Unexpected Passion Migrations
Google celebrates today the 384th birthday of Antonie van Leeuwenhoek. I wanted to know more about him and found out that he was Dutch being a tradesman and scientists. He is commonly known as "the Father of Microbiology", and considered to be the first microbiologist, according to Wikipedia.
I pondered because this is unusual mix of jobs. More stunning is that this gentleman started his career in trading in which his family was experienced. He had no formal education in science and yet he became the first microbiologist. Is that easy to achieve? What would make him get distracted from what he knew well to a science field hat he knew very little about?
We are not talking about ordinary achievements that many scientists brag about. More we are talking about pioneering works that disrupted our thinking positively for generations. It was he who discovered bacteria, free-living and parasitic microscopic protists, sperm cells, blood cells, microscopic nematodes and rotifers, and much more. His researches, which were widely circulated, opened up an entire world of microscopic life to the awareness of scientists. Luckily, he revealed his passion by this glorious quote " . . . my work, which I've done for a long time, was not pursued in order to gain the praise I now enjoy, but chiefly from a craving after knowledge, which I notice resides in me more than in most other men. And therewithal, whenever I found out anything remarkable, I have thought it my duty to put down my discovery on paper, so that all ingenious people might be informed thereof". Antony van Leeuwenhoek. Letter of June 12, 1716
As strange as it may be van Leeuwenhoek benefited from a book that was published earlier on microscopy by Robert Hooke. This man had a architecture background, but his passion for innovative research made him rich. However; his thirst for more recognition for his works from his colleagues led him to tensioned relationships, which eventually got him sick. I mentioned recently that this gentleman was the first to show that cork and other materials are formed of cells. A new and challenging conflicts are ready for storytellers.
Human resources are trying to
find today T-Shaped candidates who know one subject very well and a host of
others as well making the top of the T. Where is the passion? Robert Hooke and Antony van Leeuwenhoek created more exciting
jobs than thousands of business people or scientists combined. The migration

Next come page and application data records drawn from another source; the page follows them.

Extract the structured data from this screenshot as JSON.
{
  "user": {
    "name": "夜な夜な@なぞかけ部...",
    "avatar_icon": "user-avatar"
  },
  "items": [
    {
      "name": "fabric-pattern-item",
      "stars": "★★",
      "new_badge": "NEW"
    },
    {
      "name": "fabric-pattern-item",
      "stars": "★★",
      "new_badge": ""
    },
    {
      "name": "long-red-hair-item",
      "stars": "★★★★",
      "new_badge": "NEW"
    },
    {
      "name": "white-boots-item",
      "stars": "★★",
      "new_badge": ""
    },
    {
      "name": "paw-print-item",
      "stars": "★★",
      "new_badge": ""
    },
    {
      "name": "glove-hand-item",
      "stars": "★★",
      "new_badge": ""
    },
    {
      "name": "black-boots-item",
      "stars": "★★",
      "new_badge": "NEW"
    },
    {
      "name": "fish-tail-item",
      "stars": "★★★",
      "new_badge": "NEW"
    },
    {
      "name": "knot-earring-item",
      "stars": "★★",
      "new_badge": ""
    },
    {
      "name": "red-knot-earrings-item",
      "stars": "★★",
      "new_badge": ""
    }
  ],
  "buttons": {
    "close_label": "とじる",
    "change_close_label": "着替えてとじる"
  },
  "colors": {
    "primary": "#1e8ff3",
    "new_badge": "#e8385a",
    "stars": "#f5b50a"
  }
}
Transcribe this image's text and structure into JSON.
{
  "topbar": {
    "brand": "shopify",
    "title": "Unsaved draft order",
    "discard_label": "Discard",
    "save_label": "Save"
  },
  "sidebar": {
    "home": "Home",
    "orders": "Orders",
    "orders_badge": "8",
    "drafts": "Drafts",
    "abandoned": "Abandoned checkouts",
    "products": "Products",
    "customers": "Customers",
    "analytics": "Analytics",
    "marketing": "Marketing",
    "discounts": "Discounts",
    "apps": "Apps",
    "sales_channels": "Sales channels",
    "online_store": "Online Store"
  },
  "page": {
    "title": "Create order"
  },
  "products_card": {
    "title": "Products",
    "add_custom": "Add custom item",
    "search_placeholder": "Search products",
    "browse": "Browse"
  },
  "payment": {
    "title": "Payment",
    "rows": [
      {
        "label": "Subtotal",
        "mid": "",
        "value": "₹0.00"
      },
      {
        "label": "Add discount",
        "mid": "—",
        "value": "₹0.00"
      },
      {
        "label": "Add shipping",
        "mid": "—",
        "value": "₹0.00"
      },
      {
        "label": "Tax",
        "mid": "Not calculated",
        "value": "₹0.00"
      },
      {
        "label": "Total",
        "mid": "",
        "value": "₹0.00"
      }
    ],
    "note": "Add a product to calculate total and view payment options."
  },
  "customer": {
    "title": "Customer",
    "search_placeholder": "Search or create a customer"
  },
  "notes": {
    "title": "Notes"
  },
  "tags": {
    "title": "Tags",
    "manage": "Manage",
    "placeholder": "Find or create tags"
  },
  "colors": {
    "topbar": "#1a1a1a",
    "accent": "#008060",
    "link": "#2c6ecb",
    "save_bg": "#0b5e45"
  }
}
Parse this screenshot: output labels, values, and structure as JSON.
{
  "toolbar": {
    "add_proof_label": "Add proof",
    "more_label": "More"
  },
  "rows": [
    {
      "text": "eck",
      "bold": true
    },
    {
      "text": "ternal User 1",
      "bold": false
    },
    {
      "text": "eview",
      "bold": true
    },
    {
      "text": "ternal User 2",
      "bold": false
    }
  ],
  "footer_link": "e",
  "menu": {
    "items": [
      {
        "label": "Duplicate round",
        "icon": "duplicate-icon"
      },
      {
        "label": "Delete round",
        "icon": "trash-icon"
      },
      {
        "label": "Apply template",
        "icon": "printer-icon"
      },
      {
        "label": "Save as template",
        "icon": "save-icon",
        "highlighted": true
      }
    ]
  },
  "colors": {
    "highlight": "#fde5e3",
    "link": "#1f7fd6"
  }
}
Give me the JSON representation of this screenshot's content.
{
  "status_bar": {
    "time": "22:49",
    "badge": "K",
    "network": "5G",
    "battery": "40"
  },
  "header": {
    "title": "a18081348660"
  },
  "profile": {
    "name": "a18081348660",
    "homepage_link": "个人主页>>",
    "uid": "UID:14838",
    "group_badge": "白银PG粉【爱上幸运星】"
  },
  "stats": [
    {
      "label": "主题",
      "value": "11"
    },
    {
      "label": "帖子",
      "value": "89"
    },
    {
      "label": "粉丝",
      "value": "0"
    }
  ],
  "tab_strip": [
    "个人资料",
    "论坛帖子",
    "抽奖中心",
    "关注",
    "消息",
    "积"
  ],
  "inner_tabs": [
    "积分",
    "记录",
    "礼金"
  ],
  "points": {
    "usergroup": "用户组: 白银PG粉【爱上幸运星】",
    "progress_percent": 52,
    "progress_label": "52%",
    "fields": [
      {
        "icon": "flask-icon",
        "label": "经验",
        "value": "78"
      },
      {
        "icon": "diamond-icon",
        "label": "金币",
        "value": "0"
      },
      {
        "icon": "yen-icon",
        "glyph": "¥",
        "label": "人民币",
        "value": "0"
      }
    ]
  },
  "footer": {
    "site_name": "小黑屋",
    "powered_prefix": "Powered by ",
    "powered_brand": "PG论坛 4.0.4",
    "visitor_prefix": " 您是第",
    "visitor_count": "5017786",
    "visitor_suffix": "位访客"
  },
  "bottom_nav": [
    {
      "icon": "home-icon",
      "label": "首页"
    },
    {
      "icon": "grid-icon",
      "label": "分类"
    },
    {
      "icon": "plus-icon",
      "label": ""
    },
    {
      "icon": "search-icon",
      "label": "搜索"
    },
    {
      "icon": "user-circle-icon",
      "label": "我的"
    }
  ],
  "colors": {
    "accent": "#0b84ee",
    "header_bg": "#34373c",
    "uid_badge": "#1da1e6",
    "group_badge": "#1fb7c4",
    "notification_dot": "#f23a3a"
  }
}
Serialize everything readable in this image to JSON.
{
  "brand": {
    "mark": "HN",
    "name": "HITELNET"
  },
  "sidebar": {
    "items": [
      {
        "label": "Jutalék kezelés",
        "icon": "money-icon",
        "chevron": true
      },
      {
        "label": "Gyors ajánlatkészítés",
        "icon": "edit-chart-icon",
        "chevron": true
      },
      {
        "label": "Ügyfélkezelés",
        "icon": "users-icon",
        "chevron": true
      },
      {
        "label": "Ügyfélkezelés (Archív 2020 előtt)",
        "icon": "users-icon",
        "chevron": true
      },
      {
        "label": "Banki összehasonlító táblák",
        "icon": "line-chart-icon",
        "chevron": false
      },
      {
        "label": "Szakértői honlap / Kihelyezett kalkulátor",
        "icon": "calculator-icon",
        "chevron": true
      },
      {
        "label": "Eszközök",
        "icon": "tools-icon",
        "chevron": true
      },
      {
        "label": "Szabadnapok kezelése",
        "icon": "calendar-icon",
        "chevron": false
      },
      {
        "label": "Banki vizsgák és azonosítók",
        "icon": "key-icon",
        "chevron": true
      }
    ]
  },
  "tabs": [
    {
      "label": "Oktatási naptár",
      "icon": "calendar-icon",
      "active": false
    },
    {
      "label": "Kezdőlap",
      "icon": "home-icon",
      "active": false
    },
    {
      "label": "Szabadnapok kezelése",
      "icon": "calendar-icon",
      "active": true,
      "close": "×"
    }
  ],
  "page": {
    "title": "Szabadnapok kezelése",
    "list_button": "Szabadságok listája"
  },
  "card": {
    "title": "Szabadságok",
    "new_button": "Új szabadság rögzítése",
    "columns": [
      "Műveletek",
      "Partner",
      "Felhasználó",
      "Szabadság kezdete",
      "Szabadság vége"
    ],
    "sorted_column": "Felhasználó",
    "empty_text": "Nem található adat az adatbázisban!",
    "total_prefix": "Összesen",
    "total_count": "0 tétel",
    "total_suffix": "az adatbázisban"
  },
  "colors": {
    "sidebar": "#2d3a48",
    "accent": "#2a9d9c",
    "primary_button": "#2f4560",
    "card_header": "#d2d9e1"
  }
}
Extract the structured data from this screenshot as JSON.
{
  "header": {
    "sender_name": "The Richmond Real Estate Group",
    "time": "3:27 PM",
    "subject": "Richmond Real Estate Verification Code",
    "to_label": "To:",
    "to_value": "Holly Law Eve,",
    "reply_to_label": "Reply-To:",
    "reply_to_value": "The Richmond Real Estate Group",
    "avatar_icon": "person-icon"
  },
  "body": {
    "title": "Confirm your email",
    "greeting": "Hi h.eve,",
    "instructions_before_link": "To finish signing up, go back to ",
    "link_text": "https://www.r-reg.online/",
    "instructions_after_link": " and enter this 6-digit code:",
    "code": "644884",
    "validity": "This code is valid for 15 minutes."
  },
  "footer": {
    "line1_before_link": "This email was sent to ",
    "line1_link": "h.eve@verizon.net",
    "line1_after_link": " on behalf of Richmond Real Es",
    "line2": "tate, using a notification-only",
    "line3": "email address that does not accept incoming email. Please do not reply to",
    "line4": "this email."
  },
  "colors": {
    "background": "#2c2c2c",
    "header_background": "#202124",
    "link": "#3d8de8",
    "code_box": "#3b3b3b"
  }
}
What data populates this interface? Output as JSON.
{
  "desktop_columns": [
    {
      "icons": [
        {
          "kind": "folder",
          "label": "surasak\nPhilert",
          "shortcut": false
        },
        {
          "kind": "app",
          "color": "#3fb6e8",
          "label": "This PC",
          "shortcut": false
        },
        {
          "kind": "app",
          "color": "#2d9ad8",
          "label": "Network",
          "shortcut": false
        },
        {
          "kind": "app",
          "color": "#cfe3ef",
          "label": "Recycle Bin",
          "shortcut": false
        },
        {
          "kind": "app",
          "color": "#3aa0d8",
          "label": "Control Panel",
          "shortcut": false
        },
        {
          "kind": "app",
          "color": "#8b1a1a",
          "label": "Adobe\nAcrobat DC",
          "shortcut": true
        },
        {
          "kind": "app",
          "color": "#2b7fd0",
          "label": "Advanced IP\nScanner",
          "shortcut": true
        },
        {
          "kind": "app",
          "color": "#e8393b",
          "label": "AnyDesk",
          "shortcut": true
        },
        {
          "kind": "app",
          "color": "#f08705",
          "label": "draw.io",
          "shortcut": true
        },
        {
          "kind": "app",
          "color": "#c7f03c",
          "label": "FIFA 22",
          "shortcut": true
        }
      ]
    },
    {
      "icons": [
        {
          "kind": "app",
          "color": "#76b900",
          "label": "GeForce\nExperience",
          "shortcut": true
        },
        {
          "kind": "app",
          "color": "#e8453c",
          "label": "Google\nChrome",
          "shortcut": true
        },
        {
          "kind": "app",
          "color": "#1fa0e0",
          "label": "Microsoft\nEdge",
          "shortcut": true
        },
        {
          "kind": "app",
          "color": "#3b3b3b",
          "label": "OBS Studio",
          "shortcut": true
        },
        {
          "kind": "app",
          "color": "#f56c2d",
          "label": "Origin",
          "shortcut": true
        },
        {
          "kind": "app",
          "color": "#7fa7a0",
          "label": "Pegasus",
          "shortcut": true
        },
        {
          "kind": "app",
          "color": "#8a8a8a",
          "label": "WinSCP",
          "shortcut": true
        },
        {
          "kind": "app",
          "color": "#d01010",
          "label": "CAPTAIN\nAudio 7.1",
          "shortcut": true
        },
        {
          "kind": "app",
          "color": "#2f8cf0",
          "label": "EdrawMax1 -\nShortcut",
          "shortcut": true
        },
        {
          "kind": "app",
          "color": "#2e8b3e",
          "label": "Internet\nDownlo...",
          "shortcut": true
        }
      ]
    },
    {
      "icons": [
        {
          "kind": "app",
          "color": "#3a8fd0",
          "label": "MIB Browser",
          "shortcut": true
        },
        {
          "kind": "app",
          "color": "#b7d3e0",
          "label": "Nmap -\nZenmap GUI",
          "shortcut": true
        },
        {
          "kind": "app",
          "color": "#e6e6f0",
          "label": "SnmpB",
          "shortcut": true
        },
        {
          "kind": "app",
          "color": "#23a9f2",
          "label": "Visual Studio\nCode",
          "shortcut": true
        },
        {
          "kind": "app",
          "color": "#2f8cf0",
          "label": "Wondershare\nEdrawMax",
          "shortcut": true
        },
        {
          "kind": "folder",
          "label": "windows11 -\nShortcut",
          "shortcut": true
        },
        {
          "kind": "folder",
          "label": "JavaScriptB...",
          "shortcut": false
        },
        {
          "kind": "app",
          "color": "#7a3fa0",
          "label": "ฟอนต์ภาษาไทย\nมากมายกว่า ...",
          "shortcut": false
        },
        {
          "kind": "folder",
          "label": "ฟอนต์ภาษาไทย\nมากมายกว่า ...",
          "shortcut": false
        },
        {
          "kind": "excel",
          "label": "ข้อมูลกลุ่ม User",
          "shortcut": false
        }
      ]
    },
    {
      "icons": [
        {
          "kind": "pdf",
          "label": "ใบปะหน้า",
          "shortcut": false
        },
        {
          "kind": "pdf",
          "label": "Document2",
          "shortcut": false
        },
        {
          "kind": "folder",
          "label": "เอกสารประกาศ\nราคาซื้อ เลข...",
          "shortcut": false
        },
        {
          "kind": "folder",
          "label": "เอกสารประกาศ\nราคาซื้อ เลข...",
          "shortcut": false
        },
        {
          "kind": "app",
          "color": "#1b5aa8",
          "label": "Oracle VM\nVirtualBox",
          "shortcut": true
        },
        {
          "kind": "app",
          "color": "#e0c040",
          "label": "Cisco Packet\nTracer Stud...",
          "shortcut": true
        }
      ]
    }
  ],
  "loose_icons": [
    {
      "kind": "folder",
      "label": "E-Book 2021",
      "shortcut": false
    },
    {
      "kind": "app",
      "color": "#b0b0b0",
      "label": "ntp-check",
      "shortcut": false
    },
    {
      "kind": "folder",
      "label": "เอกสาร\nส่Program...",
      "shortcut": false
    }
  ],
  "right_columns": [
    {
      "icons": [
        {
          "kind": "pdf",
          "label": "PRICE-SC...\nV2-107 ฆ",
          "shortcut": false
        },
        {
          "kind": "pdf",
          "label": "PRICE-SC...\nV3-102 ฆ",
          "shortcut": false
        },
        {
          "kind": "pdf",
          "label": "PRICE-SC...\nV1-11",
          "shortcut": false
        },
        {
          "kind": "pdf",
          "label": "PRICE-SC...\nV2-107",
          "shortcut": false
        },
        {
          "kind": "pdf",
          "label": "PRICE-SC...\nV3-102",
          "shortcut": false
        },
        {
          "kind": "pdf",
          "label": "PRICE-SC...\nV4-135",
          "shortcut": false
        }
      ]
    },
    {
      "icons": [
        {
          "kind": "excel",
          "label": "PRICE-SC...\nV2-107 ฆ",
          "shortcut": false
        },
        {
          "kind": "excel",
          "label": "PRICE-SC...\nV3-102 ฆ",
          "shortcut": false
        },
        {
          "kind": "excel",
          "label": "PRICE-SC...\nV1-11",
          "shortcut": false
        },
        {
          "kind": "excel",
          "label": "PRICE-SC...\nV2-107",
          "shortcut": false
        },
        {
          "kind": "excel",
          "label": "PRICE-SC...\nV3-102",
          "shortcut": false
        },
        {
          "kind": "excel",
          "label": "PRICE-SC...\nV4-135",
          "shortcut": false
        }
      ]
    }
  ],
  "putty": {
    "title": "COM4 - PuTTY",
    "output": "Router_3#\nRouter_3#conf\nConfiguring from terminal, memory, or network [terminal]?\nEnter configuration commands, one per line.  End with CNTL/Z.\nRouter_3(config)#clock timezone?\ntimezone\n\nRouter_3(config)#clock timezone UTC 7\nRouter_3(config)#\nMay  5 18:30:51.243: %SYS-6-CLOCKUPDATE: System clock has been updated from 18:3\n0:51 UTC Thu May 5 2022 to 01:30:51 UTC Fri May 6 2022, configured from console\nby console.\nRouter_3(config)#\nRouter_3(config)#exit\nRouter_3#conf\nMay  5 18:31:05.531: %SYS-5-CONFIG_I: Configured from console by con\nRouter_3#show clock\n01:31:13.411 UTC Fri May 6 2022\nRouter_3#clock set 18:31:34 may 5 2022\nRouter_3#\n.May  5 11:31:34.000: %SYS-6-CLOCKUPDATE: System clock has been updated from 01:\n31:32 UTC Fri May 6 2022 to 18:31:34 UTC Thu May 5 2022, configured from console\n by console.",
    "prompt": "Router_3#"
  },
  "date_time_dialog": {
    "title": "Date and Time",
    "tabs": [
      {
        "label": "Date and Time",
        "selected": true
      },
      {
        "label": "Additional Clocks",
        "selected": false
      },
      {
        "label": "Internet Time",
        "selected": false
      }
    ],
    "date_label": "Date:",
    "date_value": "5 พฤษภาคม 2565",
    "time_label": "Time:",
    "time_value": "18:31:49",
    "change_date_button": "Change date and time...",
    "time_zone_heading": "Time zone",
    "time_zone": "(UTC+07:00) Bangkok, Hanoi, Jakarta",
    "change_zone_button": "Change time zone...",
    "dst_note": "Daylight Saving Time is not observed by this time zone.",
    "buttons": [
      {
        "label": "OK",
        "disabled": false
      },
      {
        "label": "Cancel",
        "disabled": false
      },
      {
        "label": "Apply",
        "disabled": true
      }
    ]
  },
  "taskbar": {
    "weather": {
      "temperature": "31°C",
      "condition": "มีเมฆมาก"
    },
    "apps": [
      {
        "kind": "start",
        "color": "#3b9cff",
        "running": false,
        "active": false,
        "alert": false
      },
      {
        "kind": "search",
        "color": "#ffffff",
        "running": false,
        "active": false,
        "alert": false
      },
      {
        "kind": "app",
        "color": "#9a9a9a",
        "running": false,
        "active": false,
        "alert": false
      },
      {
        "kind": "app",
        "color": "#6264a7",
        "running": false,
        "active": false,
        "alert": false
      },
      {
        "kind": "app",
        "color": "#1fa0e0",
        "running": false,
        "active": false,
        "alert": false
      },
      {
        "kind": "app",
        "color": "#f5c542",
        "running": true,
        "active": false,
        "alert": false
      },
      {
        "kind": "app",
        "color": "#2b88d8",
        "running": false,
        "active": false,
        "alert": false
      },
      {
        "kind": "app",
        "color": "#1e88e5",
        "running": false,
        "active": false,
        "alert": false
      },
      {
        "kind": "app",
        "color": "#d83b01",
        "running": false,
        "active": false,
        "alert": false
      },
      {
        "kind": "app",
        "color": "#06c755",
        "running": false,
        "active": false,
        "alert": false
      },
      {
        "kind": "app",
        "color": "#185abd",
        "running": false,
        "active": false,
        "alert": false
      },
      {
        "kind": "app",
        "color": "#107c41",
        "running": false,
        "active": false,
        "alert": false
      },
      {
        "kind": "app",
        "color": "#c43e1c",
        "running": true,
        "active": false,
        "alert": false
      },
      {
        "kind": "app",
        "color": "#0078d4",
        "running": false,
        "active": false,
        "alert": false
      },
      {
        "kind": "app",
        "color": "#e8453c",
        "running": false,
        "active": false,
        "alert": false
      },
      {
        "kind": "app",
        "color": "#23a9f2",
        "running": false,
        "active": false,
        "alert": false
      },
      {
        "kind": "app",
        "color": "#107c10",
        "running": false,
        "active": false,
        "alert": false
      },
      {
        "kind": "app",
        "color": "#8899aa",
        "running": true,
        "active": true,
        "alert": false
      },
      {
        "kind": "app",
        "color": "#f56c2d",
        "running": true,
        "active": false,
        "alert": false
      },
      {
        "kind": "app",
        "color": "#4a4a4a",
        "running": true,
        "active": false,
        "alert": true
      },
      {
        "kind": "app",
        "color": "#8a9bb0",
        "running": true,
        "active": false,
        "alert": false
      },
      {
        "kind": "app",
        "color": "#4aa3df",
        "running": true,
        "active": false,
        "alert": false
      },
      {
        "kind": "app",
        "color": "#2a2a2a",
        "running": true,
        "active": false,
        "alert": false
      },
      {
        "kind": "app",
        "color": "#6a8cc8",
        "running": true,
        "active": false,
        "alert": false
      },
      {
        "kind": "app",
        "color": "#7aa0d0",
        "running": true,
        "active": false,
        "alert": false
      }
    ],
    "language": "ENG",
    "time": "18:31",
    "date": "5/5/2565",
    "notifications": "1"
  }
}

away from what we are passionate for to what pays more is deadlocked. It is not
going to create enough jobs; and only for the lucky few.
Jobs emerge when people do what they have passion for and not that what pays more.